Laird contends that the district court erred in ordering him to pay $7,250,000 in restitution over a three year term of supervised release when it was clear that he lacked the future ability to pay. The government concedes that Laird did not waive the right to appeal restitution in the plea agreement, but argues that the district court did not abuse its discretion in ordering restitution in the amount of $7.25 million. See United States v. Zink, 107 F.3d 716, 718 (9th Cir.1997).3

8

There was no error. Laird expressly, and unconditionally, agreed in his plea agreement "to pay full restitution for all losses caused by [his] conduct, in an amount to be determined by the Court at the time of sentencing." The district court found that such losses amounted to $7.25 million. As no appeal has been taken from that finding, Laird is required by the agreement to pay $7.25 million.

9

Regardless, current indigence does not preclude a restitution award. See id. at 719. Here, there was "some evidence the defendant may be able to pay the amount fixed when required to do so...." United States v. Ramilo, 986 F.2d 333, 335 (9th Cir.1993). Laird specifically agreed in his plea agreement to make restitution for the full loss. Further, the record shows that Laird had generated millions of dollars that were unaccounted for (including hundreds of thousands of dollars in cashiers checks procured for him by his wife in 1990). He has no dependents and few apparent financial needs. Thus, Laird has in any event failed to demonstrate inability to pay restitution upon release. See United States v. Cannizzaro, 871 F.2d 809, 811 (9th Cir.) (noting that defendant carries the burden of proof under 18 U.S.C. § 3664(d) of demonstrating "his financial resources (or lack thereof)"), cert. denied, 493 U.S. 895 (1989); cf. United States v. Smith, 944 F.2d 618, 623-24 (9th Cir.1991) (affirming restitution order of $12.8 million to be paid within five years of release from prison where defendant, who currently had few assets and numerous liabilities, possessed "unconventional financial abilities" and had wealthy business contacts), cert. denied, 503 U.S. 951 (1992).
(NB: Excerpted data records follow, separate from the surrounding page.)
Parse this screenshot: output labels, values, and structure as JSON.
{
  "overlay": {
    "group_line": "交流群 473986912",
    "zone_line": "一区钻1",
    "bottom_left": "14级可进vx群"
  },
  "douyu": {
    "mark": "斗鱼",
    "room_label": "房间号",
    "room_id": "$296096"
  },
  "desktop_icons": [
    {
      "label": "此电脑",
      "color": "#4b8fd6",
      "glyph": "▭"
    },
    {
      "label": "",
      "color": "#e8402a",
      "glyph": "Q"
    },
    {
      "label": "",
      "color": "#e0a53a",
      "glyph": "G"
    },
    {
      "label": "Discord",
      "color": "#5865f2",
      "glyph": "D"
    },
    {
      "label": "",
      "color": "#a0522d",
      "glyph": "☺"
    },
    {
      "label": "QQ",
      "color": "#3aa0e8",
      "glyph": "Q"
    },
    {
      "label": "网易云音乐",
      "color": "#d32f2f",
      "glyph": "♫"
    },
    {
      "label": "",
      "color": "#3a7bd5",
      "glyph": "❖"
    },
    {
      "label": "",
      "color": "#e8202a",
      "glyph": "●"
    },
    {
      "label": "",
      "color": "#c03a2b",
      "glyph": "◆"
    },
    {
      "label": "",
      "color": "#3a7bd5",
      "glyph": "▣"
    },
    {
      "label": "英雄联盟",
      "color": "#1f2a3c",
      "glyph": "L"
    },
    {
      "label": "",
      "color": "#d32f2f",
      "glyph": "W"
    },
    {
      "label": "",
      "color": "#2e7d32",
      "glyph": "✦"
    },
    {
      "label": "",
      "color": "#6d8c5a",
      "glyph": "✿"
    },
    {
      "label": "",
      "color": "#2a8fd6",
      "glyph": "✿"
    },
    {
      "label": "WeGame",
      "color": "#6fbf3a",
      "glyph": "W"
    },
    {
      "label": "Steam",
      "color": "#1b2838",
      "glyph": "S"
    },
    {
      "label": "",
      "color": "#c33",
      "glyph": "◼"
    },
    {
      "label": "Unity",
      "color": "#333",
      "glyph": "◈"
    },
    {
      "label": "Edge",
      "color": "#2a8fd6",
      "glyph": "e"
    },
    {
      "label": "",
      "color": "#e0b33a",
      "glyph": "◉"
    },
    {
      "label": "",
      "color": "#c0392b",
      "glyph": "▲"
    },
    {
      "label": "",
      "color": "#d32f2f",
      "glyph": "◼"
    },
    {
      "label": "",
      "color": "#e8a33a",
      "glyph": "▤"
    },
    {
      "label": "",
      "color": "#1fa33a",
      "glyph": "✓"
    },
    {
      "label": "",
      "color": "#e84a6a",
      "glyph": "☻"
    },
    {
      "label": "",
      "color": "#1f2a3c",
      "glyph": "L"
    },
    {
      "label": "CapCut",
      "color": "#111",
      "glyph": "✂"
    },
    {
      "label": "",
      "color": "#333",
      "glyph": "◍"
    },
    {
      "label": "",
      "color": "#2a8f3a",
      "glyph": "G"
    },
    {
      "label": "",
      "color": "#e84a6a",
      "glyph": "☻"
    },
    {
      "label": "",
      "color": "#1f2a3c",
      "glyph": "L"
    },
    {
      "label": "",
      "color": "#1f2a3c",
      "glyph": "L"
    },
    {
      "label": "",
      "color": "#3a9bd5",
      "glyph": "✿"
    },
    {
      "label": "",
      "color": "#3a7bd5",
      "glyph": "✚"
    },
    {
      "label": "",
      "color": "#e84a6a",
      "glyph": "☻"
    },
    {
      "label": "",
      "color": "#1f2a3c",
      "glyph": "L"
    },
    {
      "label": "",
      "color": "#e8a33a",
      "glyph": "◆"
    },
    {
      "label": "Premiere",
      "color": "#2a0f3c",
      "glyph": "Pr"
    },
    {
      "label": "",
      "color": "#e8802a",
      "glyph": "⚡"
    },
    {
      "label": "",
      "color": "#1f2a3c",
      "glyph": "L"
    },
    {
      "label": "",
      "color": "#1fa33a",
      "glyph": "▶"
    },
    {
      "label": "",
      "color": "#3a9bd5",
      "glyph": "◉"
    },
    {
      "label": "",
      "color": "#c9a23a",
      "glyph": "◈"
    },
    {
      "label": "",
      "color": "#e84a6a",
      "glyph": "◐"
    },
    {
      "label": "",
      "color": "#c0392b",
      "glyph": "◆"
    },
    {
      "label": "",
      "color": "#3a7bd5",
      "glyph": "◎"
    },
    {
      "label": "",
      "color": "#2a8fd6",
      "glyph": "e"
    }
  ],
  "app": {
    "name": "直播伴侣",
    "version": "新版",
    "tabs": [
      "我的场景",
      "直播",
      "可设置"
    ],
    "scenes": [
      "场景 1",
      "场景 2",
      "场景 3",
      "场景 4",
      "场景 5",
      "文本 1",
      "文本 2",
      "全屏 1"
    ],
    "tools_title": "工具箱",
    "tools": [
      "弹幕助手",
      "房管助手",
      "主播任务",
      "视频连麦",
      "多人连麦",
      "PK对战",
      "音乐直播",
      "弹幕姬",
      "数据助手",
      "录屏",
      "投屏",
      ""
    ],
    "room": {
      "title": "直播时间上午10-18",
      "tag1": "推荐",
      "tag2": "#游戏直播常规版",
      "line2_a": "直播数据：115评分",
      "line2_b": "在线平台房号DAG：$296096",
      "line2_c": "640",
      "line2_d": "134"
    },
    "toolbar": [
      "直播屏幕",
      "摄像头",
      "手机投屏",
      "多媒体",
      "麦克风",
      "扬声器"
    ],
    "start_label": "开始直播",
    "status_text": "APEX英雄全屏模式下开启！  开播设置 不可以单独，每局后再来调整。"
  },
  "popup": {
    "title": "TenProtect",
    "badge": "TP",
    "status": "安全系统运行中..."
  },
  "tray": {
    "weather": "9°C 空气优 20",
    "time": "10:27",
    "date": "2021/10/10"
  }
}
10

AFFIRMED.

*

This disposition is not appropriate for publication and may not be cited to or by the courts of this circuit except as provided by 9th Cir. R. 36-3

1

The amendment that created the three-level reduction under § 3E1.1 took effect on November 1, 1992. See U.S.S.G.App. C, amend. 459 (1992). Although Laird was sentenced in 1996, he did not request application of the 1995 Guidelines in order to take advantage of the new provision. Also, the 1992 amendment that created the three-level reduction cannot be applied retroactively. United States v. Cueto, 9 F.3d 1438, 1440-41 (9th Cir.1993)

2

Laird suggests that the district court may not have applied any reduction for acceptance of responsibility, given that it adopted a lower loss calculation ($7.25 million) than did the presentence report (over $21.85 million), yet it still reached the same base offense level, 21. He is mistaken. The district court's lower loss calculation made no difference to Laird's sentence calculation: Any figure over $5 million results in an 11-level enhancement under the 1988 Guidelines. U.S.S.G. § 2F1.1(b)(1)(L). In reaching a base offense level of 21, in accord with the presentence report calculations, the district court necessarily applied the two-level reduction for acceptance of responsibility recommended by the probation office

3

Because Laird entered his guilty plea in 1995, we do not consider the impact of the Mandatory Victims Restitution Act of 1996, Pub.L. No. 104-132, 110 Stat. 1227 (Apr. 24, 1996) (codified at 18 U.S.C. §§ 3663A to 3664), which mandates imposition of restitution "without consideration of the economic circumstances of the defendant." 18 U.S.C. § 3664(f)(1)(A); see Zink, 107 F.3d at 719 n. 1